This was a humiliating moment, hearing that come out of my mouth. I wavered between wanting to slink away quietly and wanting to grab something and smack myself across the top of the head.

Now, it's true that N. and I have symbiosis here. He doesn't exactly trust me not to damage moving parts. And I don't have a lot of confidence handling them. So it's the easy road for both of us for him to manage bike repairs and maintenance. (And, evidently, rain gear.)

I repeat: I don't want to be that girl. And it's a girl, an immature girl, who blithely lets others tend her belongings. It is not a powerful, resourceful woman, the woman you want on your team, at your back or leading your charge, who does this.

And this is not just a belonging: this is my BIKE. My ride. Mine to love and cherish as long as we both shall live. I don't want to be That Girl on this bike.

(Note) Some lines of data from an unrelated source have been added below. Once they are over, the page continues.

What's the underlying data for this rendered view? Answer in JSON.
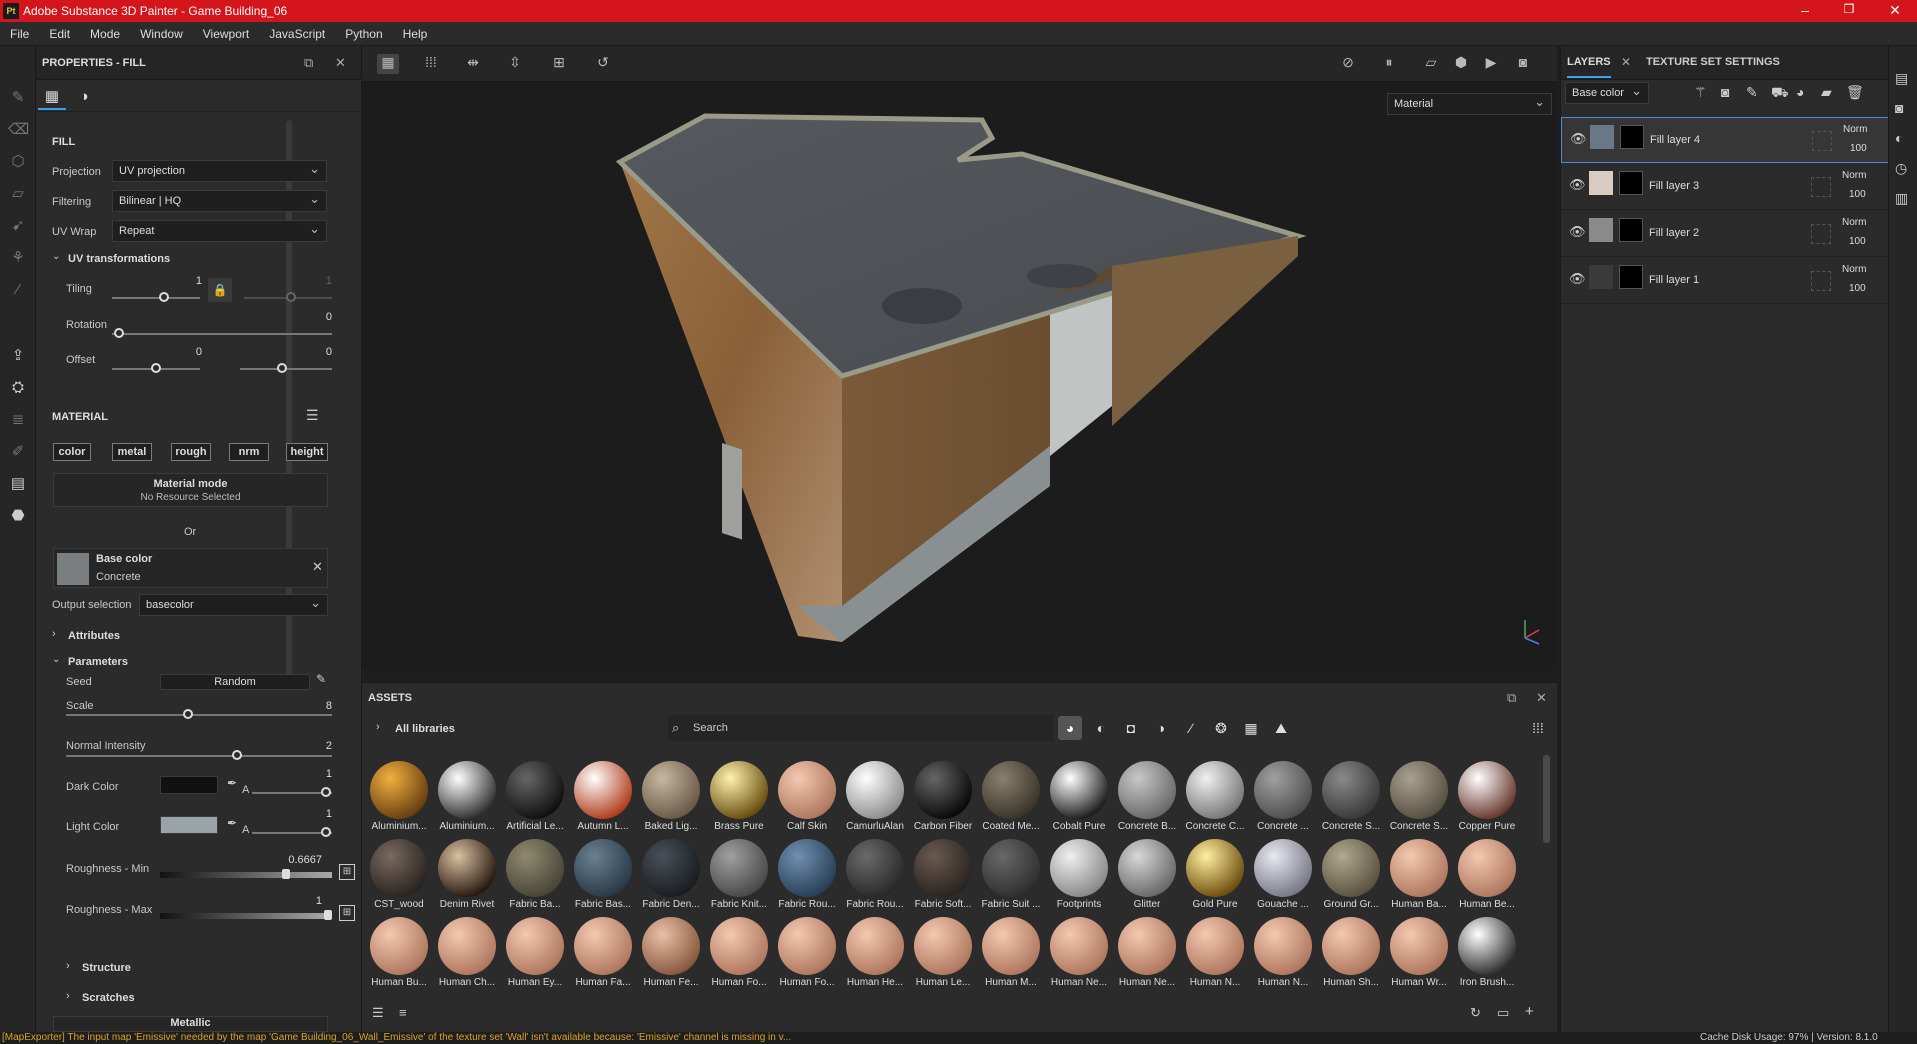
{
  "app": {
    "title": "Adobe Substance 3D Painter - Game Building_06",
    "logo": "Pt"
  },
  "menu": [
    "File",
    "Edit",
    "Mode",
    "Window",
    "Viewport",
    "JavaScript",
    "Python",
    "Help"
  ],
  "properties": {
    "title": "PROPERTIES - FILL",
    "fill_header": "FILL",
    "projection_label": "Projection",
    "projection_value": "UV projection",
    "filtering_label": "Filtering",
    "filtering_value": "Bilinear | HQ",
    "uvwrap_label": "UV Wrap",
    "uvwrap_value": "Repeat",
    "uvtrans_header": "UV transformations",
    "tiling_label": "Tiling",
    "tiling_value": "1",
    "tiling_value2": "1",
    "rotation_label": "Rotation",
    "rotation_value": "0",
    "offset_label": "Offset",
    "offset_value1": "0",
    "offset_value2": "0",
    "material_header": "MATERIAL",
    "channels": [
      "color",
      "metal",
      "rough",
      "nrm",
      "height"
    ],
    "material_mode": "Material mode",
    "no_resource": "No Resource Selected",
    "or": "Or",
    "base_color_title": "Base color",
    "base_color_sub": "Concrete",
    "output_label": "Output selection",
    "output_value": "basecolor",
    "attributes": "Attributes",
    "parameters": "Parameters",
    "seed_label": "Seed",
    "seed_value": "Random",
    "scale_label": "Scale",
    "scale_value": "8",
    "normal_label": "Normal Intensity",
    "normal_value": "2",
    "dark_label": "Dark Color",
    "dark_a": "A",
    "dark_val": "1",
    "light_label": "Light Color",
    "light_a": "A",
    "light_val": "1",
    "rmin_label": "Roughness - Min",
    "rmin_value": "0.6667",
    "rmax_label": "Roughness - Max",
    "rmax_value": "1",
    "structure": "Structure",
    "scratches": "Scratches",
    "metallic": "Metallic"
  },
  "viewport": {
    "material_dropdown": "Material"
  },
  "assets": {
    "title": "ASSETS",
    "libraries": "All libraries",
    "search_placeholder": "Search",
    "row1": [
      {
        "name": "Aluminium...",
        "c1": "#f0b040",
        "c2": "#6a4010"
      },
      {
        "name": "Aluminium...",
        "c1": "#ffffff",
        "c2": "#333333"
      },
      {
        "name": "Artificial Le...",
        "c1": "#666666",
        "c2": "#111111"
      },
      {
        "name": "Autumn L...",
        "c1": "#ffffff",
        "c2": "#b04020"
      },
      {
        "name": "Baked Lig...",
        "c1": "#c8b8a0",
        "c2": "#6a5a48"
      },
      {
        "name": "Brass Pure",
        "c1": "#fff2b0",
        "c2": "#6a5010"
      },
      {
        "name": "Calf Skin",
        "c1": "#f4c8b0",
        "c2": "#b07860"
      },
      {
        "name": "CamurluAlan",
        "c1": "#ffffff",
        "c2": "#909090"
      },
      {
        "name": "Carbon Fiber",
        "c1": "#666666",
        "c2": "#0a0a0a"
      },
      {
        "name": "Coated Me...",
        "c1": "#8a8070",
        "c2": "#3a3528"
      },
      {
        "name": "Cobalt Pure",
        "c1": "#ffffff",
        "c2": "#202020"
      },
      {
        "name": "Concrete B...",
        "c1": "#c8c8c8",
        "c2": "#6a6a6a"
      },
      {
        "name": "Concrete C...",
        "c1": "#f0f0f0",
        "c2": "#7a7a7a"
      },
      {
        "name": "Concrete ...",
        "c1": "#a0a0a0",
        "c2": "#505050"
      },
      {
        "name": "Concrete S...",
        "c1": "#8a8a8a",
        "c2": "#3a3a3a"
      },
      {
        "name": "Concrete S...",
        "c1": "#a8a090",
        "c2": "#585040"
      },
      {
        "name": "Copper Pure",
        "c1": "#ffffff",
        "c2": "#6a3a30"
      }
    ],
    "row2": [
      {
        "name": "CST_wood",
        "c1": "#7a6a60",
        "c2": "#2a2420"
      },
      {
        "name": "Denim Rivet",
        "c1": "#d8c0a0",
        "c2": "#2a1a10"
      },
      {
        "name": "Fabric Ba...",
        "c1": "#908a70",
        "c2": "#4a4638"
      },
      {
        "name": "Fabric Bas...",
        "c1": "#6a8090",
        "c2": "#2a3a48"
      },
      {
        "name": "Fabric Den...",
        "c1": "#4a5058",
        "c2": "#1a1e22"
      },
      {
        "name": "Fabric Knit...",
        "c1": "#a0a0a0",
        "c2": "#4a4a4a"
      },
      {
        "name": "Fabric Rou...",
        "c1": "#7090b0",
        "c2": "#2a4058"
      },
      {
        "name": "Fabric Rou...",
        "c1": "#6a6a6a",
        "c2": "#2a2a2a"
      },
      {
        "name": "Fabric Soft...",
        "c1": "#6a5a50",
        "c2": "#2a2420"
      },
      {
        "name": "Fabric Suit ...",
        "c1": "#686868",
        "c2": "#303030"
      },
      {
        "name": "Footprints",
        "c1": "#f0f0f0",
        "c2": "#8a8a8a"
      },
      {
        "name": "Glitter",
        "c1": "#d8d8d8",
        "c2": "#6a6a6a"
      },
      {
        "name": "Gold Pure",
        "c1": "#fff0a0",
        "c2": "#705010"
      },
      {
        "name": "Gouache ...",
        "c1": "#e8e8f0",
        "c2": "#7a7a88"
      },
      {
        "name": "Ground Gr...",
        "c1": "#b0a890",
        "c2": "#5a5440"
      },
      {
        "name": "Human Ba...",
        "c1": "#f4c8b0",
        "c2": "#b07860"
      },
      {
        "name": "Human Be...",
        "c1": "#f4c8b0",
        "c2": "#b07860"
      }
    ],
    "row3": [
      {
        "name": "Human Bu...",
        "c1": "#f4c8b0",
        "c2": "#b07860"
      },
      {
        "name": "Human Ch...",
        "c1": "#f4c8b0",
        "c2": "#b07860"
      },
      {
        "name": "Human Ey...",
        "c1": "#f4c8b0",
        "c2": "#b07860"
      },
      {
        "name": "Human Fa...",
        "c1": "#f4c8b0",
        "c2": "#b07860"
      },
      {
        "name": "Human Fe...",
        "c1": "#e8c0a8",
        "c2": "#8a5a40"
      },
      {
        "name": "Human Fo...",
        "c1": "#f4c8b0",
        "c2": "#b07860"
      },
      {
        "name": "Human Fo...",
        "c1": "#f4c8b0",
        "c2": "#b07860"
      },
      {
        "name": "Human He...",
        "c1": "#f4c8b0",
        "c2": "#b07860"
      },
      {
        "name": "Human Le...",
        "c1": "#f4c8b0",
        "c2": "#b07860"
      },
      {
        "name": "Human M...",
        "c1": "#f4c8b0",
        "c2": "#b07860"
      },
      {
        "name": "Human Ne...",
        "c1": "#f4c8b0",
        "c2": "#b07860"
      },
      {
        "name": "Human Ne...",
        "c1": "#f4c8b0",
        "c2": "#b07860"
      },
      {
        "name": "Human N...",
        "c1": "#f4c8b0",
        "c2": "#b07860"
      },
      {
        "name": "Human N...",
        "c1": "#f4c8b0",
        "c2": "#b07860"
      },
      {
        "name": "Human Sh...",
        "c1": "#f4c8b0",
        "c2": "#b07860"
      },
      {
        "name": "Human Wr...",
        "c1": "#f4c8b0",
        "c2": "#b07860"
      },
      {
        "name": "Iron Brush...",
        "c1": "#ffffff",
        "c2": "#303030"
      }
    ]
  },
  "layers": {
    "tab_layers": "LAYERS",
    "tab_tss": "TEXTURE SET SETTINGS",
    "channel_dropdown": "Base color",
    "items": [
      {
        "name": "Fill layer 4",
        "blend": "Norm",
        "opacity": "100",
        "thumb": "#6a7888"
      },
      {
        "name": "Fill layer 3",
        "blend": "Norm",
        "opacity": "100",
        "thumb": "#d8ccc0"
      },
      {
        "name": "Fill layer 2",
        "blend": "Norm",
        "opacity": "100",
        "thumb": "#8a8a8a"
      },
      {
        "name": "Fill layer 1",
        "blend": "Norm",
        "opacity": "100",
        "thumb": "#3a3a3a"
      }
    ]
  },
  "status": {
    "message": "[MapExporter] The input map 'Emissive' needed by the map 'Game Building_06_Wall_Emissive' of the texture set 'Wall' isn't available because: 'Emissive' channel is missing in v...",
    "cache": "Cache Disk Usage:   97% | Version: 8.1.0"
  },
  "colors": {
    "accent": "#3aa0f0",
    "title_red": "#d5151c",
    "status_warn": "#e0a020"
  }
}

This is why N. came home a few weeks ago to the sight of me, tongue between teeth and brow furrowed, wrestling with my front wheel in the middle of the living room floor. I'd let the air out of the tube and was patiently following the Team Estrogen instructions to learn how to fix the flat without the use of tire levers.

And it's why when I carted my bike up from the basement tonight, I said No when he met me on the stairs to take it out of my hands and offer his assistance. And why I asked for direction but said, "No, don't touch it," when he reached down to tighten the nut on the axle support. I actually took the quick release back out of the bolt after he'd set it in, turned the bolt so the wrong notch faced up, then turned it back the right way so I'd have a fighting chance at remembering to do it next time.

These are absurdly simple things. But this is how much moving parts intimidate me. I hate being intimidated by anything. And frankly, I hope you hate it as much as I do. Something intimidating you? Come on. Let's go head on with it.

We have a rescue bike in the basement, liberated from a neighbor's sidewalk on trash day. I hope N. isn't too annoyed to come home and find it in parts one of these days soon.

But first — tomorrow — I have a rain jacket to pull out of its pocket again.